I just did a blog entry about memes, and it reminded me of another meme I came across on Facebook. It was a close-up picture of Morpheus, from the movie The Matrix, and the caption read “What if I told you….it is possible to be an animal activist without posting graphic pictures of animals suffering” or something very similar.
I responded that while it certainly is possible, the graphic pictures serve a purpose. I know from my own personal experience that it was graphic pictures from slaughterhouses that made me become a vegan. I really didn’t understand the depths of the suffering in those places, and once I did, I could no longer be part of that in any way.
If those pictures worked on me, you can damn well be sure they work on others. So, no, they won’t disappear from Facebook anytime soon.
I also mentioned that if the pictures bothered people so much, then those people should honestly ask themselves why. I KNOW why they bother me—I feel hopeless, impotent despair because I cannot single-handedly stop the suffering. Even being vegan won’t make it stop—I am only one person, and it’s not enough. That rips at my heart.

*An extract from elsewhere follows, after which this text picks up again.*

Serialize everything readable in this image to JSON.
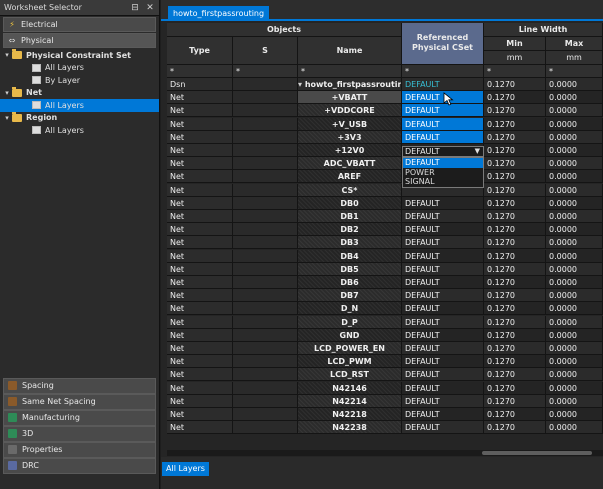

But people who are not vegan who see those pictures and are uncomfortable with what they are seeing should question their feelings. If the images make you sad, or angry, WHY do they do so? Is it because you really don’t think those things should be happening to the animals? If you don’t, then why are you still participating in the system that does that to animals? Why are your actions not in line with your principles and feelings about animals? Is convenience and palate pleasure REALLY worth that suffering?
It’s tough to be confronted with truth that shifts your whole world and turns it upside down. I KNOW this, as I went through it when I became vegan. I, too, once ate meat. I had convinced myself I was an “animal lover”, but I ate them, wore them and didn’t really give much thought to them whatsoever. When I saw the graphic pictures, I was confronted with the fact that the truth could no longer be overshadowed by lies I was telling myself. It was like being turned inside out. I was heart-broken. I had thought I was such a good, animal-loving person, but just look what I was part of! How could I claim to love them and then let those things be done to them only because I liked how they taste? What kind of person did that make me?
The pictures made me question what my values actually are. What means the most to me: having animals brutalized and killed simply because they taste good and I like to eat them, or acknowledging that animals do not deserve to be used that way for my own selfish wants? I had no NEED to eat animals—I just liked to. Was that a good enough reason for the things I was seeing? What about the people doing those things? What was it like for them? What was the impact on them of killing hundreds of animals a day who want to live? Did those people go home to their families angry and hopeless, smashing down the ugliness that all that death and pain causes? Who was really profiting off my consumption habits? Me? Everything I read stated the opposite. The animals certainly weren’t profiting. So who was? Big industry, people who work really hard to keep images like the ones I had seen secret. Why were they so worried about people seeing those pictures? If what they do to animals is perfectly acceptable and nothing to get sad or angry over, then why is industry so desperate to keep people from knowing?
These were all questions provoked by those pictures. So, YES, they play an important part in getting people to understand reality.
I also responded that I thought it ironic that whoever made the meme chose to use that picture. In the movie The Matrix, Morpheus is the one who awakens Neo to reality. He shows Neo that the world Neo knows is an illusion—reality has been hidden from him by those who have opposing interests, and he has remained completely oblivious of this fact. Morpheus offers Neo a choice: he can take the blue pill and go back to sleep, remaining blissfully ignorant of what is really going on in the world, or he can take the red pill and awaken to reality, and maybe actually do something about it, to make things better.
The irony was staggering, all the more because it was completely unintentional! We ALL need to take the red pill. We all need to be honest, open our eyes and start making decisions about what we value. But people keep taking that damn blue pill.
I firmly believe that people need information to make important choices, choices that accurately reflect their values. If the reality of animal exploitation is hidden from us, how can we ever make informed choices that align with our values?
How can this not matter to people? Is the siren call of blissful oblivion really that powerful?
Becoming vegan was a painful experience for me—I won’t lie. But as is often the case with pain, you move through it to a better place. You learn, you grow and you define yourself that much more clearly. Being vegan isn’t about self-righteousness and “telling others what to do”. It’s about aligning our actions with the beliefs we hold most dear in our hearts. I am not forcing justice and compassion down anyone’s throat—it’s there, inside most people, waiting to be embraced. So what’s stopping you?
If graphic pictures help people to come to terms with the effects of their actions, then graphic pictures have a purpose and a place, and we should not hide them to make people feel better about animal exploitation.
Consider those pictures your red pill, and wake up.